Sen. Tim Kaine hit the campaign trail for the first time Saturday as the Democratic Party's vice presidential nominee, trashing Republican Donald Trump and vowing that he and Hillary Clinton will pursue a "strong, progressive agenda" in the White House.
The Democratic National Committee actively worked against Sen. Bernard Sanders during the party's presidential primary, leaked emails show, with officials privately strategizing how best to push stories that would hurt the Vermont senator's campaign.
Hillary Clinton on Friday tapped Sen. Tim Kaine to be her running mate, taking a cautious, safe approach that could earn her goodwill with moderates and may aid her in Mr. Kaine's swing state of Virginia -- but her choice surely will leave progressives who had been hoping for a bolder choice disappointed.
Hillary Clinton and Sen. Ted Cruz agree about one thing this election cycle: Both candidates want Americans to "vote your conscience" in November.
Top liberals on Thursday warned Hillary Clinton not to pick Sen. Tim Kaine as her vice presidential nominee, arguing that the Virginia Democrat's positions on Wall Street and trade represent a betrayal of progressive values and could doom the party's ticket in the fall.
Philadelphia's police union is blasting Hillary Clinton for inviting relatives of victims of police shootings to speak at the Democratic National Convention next week, but failing to include relatives of slain police officers.
From The Vault
Accepting his party's nomination for re-election, President Obama on Thursday said voters face the most momentous election of a generation and told them they must choose between locking in his vision of a government that works to boost the most vulnerable, or side with Republicans in rolling back his agenda.
President Obama's partisan tone on the campaign trail these days is a far cry from his idealism of 2004, when the fresh-faced Illinois state senator introduced himself to the nation with his keynote speech at the Democratic National Convention.
House Minority Leader Nancy Pelosi isn't a mathematician, but on Wednesday she shared with reporters an intricate arithmetical formula that shows a "very doable" path for Democrats to win back the House in the November elections.
First lady Michelle Obama pleaded with voters Tuesday to reward her husband with re-election, telling delegates at the Democrats' convention that President Obama comes from humble beginnings and was able to reach the White House by taking advantage of the same kind of government assistance he is defending on the campaign trail.
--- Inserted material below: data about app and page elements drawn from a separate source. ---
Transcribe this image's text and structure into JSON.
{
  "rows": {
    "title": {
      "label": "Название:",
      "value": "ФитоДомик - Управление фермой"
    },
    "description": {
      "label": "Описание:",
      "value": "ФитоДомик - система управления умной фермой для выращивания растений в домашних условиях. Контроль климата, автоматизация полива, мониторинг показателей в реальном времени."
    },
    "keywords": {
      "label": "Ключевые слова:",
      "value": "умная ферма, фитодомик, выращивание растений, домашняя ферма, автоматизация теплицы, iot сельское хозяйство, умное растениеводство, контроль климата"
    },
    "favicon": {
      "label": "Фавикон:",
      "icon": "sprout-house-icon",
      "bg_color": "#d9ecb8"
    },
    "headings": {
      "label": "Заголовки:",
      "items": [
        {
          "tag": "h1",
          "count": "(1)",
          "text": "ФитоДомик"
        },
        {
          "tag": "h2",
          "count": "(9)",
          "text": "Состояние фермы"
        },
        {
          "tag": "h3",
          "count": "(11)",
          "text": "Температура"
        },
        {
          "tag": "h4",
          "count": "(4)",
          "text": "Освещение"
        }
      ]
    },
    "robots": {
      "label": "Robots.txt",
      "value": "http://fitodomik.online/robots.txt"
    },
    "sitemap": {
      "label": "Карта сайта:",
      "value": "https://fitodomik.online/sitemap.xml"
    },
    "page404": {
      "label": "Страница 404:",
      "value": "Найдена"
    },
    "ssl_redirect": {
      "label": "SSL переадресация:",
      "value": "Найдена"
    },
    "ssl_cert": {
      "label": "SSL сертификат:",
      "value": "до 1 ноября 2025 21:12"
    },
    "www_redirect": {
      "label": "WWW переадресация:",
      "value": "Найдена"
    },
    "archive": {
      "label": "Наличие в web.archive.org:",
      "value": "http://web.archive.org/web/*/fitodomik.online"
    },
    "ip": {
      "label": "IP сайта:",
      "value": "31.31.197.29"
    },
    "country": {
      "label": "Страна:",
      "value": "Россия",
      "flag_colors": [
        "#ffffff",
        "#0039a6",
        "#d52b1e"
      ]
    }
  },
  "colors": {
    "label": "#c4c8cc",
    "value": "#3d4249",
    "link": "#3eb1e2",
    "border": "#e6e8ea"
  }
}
For three days in Charlotte, a parade of prominent Democrats — including former Presidents Bill Clinton and Jimmy Carter and President Obama himself — will try to rev up the base with live speeches. But one voice that dominated party politics for decades will be notably absent: the late Sen. Edward M. Kennedy.
President Obama's conversion on gay marriage back in May was a bold, public celebration of gay community pride, punctuated with a flurry of lavish Hollywood fundraisers. It played extremely well in Los Angeles, New York and blue regions across the country.